Grand Baie and Pamplemousses
Anyone who loves boutiques should pay a visit to Sunset Boulevard in Grand Baie. Those who are interested in picking up local souvenirs, meanwhile, should head to Comptoir des Mascareignes in Pamplemousses, where they will find an assortment of handicrafts, gift stands, local fashions, ship and plane models, paintings and jewellery. Pamplemousses is also the base for Maritime Models Co. Ltd – a locally renowned manufacturer of model ship and sailing-related souvenirs.
Grand Baie is the Mauritian centre for sailing activities. Visitors can join a yacht tour, a catamaran cruise or even charter a private launch here. Conditions for sailing are usually excellent and yachts can be chartered to cruise around Mauritius or to visit some of the northern offshore islands.
Perhaps a little less well-known than Le Morne or Belle Mare, there are still some wonderful spots for adventurous kite-surfers to practise their skills in the north of Mauritius – particularly around Cap Malheureux and Anse La Raie.
The north is arguably one of the best places to scuba dive in Mauritius. There are a range of exciting options available to both beginners and more advanced divers. Of these, some of the most popular are: Gunner’s Coin (26 metres in depth) where big parrotfish can be spotted during each dive; Whale Rock (26 to 38 metres in depth), where you might be lucky enough to witness a hammerhead shark; and Holt’s Rocks (16 to 25 metres in depth), which – as the name suggests – features huge underwater boulders.
Other Underwater Activities
One of the most spectacular ways to explore the ocean bed is to take a journey on the Blue Safari submarine or sub-scooter. Doing this allows non-scuba divers to safely enjoy a superb encounter with Mauritius’ vibrant marine life. It also gives them the chance to see various wrecks dating back to the 17th Century.
‘Le Nessee’, a semi-submersible boat, can also take you on a safe and comfortable discovery trip under the sea. It offers a rare and unforgettable experience, providing optimal viewing facilities for all age groups from its below-the-surface viewing room.

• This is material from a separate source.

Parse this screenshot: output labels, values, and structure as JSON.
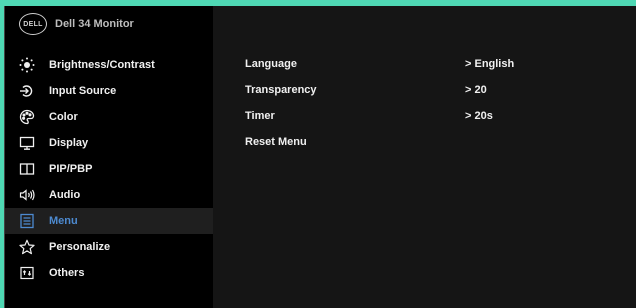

For those who want to experience the feeling of actually walking on the sea bed, meanwhile, ‘Captain Nemo’s Undersea Walk’ is a must. Underwater Walk Ltd. has developed a unique solar-powered diving system that sends a constant stream of fresh air to helmets worn by the undersea explorers. This allows non-scuba divers to get as close to sea-life as is physically possible, without the need to undertake expensive and time-consuming scuba qualifications.
The Northern Islets
This cluster of small islands off the north coast has become a favourite stop-off for sailboats and diving groups alike, but is perhaps best seen through a dedicated catamaran cruise, which can be booked from hotels desks or through local tour operators.
Taking part in one of these tours allows visitors to snorkel in the crystalline waters off Gunner’s Coin, which rises sharply above the water and harbours sea-birds’ nests in the cliffs. It also provides an opportunity for picnicking and swimming near the stunning Flat Island and Ilot Gabriel.
Further north still, one can see the striking shape of Round Island – a natural reserve area where access is restricted to protect the indigenous species of palms and reptiles that have been reintroduced there.
This island and its neighbour, Ile aux Serpents, are currently under intensive conservation management by the government and the Mauritius Wildlife Foundation. Permits are needed to visit both islands, although it is possible to obtain these locally.
Mauritius Aquarium, Pointe aux Biches
Perfect for families holidaying in the north of Mauritius – especially those with children who are still too young to snorkel – this fun but eco-conscious marine showcase can be found in Pointe aux Biches on the coast road to Grand Baie.
Housing over 200 species of Mauritian fish, invertebrates, coral and sponges – including a tank dedicated to giant predators – the aquarium also features a special children’s touch pool, giving them direct contact with some of the gentler species that live off the island’s coast.
Feeding time is at 11am daily, so recommend your clients head there early to ensure a prime viewing spot.
What to see ?